### Work required
Tell how many lines in the data below include the word "variability". The answer is the number only.

Component data from apps and pages

--- START ---

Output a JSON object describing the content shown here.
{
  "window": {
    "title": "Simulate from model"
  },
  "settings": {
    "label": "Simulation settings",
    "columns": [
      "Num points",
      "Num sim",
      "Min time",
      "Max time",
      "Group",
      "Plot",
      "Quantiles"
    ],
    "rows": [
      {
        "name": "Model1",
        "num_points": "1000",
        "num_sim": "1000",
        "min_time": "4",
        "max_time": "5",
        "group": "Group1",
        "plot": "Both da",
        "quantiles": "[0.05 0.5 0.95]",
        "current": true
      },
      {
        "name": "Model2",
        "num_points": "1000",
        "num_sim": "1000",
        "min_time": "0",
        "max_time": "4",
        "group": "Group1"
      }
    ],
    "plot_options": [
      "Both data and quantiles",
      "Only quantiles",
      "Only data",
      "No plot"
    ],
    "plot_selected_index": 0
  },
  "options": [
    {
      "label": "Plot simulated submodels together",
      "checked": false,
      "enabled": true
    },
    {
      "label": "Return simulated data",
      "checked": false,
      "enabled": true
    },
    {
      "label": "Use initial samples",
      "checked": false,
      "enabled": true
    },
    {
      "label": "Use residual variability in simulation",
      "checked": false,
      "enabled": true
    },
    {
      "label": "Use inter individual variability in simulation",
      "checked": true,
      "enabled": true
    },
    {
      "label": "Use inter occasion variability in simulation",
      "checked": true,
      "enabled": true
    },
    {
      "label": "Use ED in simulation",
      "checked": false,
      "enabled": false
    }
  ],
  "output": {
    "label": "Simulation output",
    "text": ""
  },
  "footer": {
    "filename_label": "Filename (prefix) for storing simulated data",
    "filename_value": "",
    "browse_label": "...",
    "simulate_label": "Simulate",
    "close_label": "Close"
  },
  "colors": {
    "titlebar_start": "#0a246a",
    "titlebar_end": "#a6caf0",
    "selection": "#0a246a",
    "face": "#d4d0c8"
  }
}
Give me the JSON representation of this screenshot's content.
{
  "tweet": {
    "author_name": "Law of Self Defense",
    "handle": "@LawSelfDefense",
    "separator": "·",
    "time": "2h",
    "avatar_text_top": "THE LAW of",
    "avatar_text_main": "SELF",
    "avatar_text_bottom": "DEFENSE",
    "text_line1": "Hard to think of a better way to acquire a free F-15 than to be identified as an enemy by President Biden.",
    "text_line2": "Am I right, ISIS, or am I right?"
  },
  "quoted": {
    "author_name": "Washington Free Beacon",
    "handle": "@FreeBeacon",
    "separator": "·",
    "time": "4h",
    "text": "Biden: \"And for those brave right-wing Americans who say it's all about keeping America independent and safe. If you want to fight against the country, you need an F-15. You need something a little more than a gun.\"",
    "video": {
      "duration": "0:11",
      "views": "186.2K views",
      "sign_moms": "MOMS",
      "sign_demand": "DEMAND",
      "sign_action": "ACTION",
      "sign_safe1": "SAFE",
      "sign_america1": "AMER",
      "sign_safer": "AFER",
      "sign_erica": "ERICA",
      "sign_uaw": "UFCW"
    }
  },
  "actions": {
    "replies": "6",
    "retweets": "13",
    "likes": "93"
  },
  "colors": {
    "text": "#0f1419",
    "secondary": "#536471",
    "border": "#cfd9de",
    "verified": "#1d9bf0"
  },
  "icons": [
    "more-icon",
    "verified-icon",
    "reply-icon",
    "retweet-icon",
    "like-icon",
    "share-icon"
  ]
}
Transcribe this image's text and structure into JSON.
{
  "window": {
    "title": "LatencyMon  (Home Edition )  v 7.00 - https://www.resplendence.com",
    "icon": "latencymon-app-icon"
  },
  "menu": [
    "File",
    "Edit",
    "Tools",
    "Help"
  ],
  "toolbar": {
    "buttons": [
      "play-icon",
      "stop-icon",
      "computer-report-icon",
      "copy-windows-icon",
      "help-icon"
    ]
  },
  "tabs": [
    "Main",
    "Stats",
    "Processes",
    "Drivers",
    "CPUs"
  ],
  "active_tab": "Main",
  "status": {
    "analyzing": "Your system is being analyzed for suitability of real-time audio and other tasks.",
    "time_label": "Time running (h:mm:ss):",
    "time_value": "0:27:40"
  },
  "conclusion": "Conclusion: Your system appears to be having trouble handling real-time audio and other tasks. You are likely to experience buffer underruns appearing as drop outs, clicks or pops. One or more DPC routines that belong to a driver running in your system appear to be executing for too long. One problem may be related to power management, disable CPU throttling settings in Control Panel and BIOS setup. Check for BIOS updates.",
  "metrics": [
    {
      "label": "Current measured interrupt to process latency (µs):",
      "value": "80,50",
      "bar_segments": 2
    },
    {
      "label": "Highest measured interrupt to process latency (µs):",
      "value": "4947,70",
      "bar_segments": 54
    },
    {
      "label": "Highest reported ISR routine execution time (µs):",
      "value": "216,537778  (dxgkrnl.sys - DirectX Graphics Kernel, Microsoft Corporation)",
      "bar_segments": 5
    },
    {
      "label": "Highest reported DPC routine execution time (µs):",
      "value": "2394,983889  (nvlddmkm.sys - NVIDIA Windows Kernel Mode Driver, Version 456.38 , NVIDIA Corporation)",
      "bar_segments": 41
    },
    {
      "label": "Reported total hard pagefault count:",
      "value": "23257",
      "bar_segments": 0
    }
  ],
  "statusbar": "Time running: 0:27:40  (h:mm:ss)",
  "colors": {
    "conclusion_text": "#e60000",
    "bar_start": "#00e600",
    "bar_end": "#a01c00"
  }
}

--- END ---

### Result of the exercise
3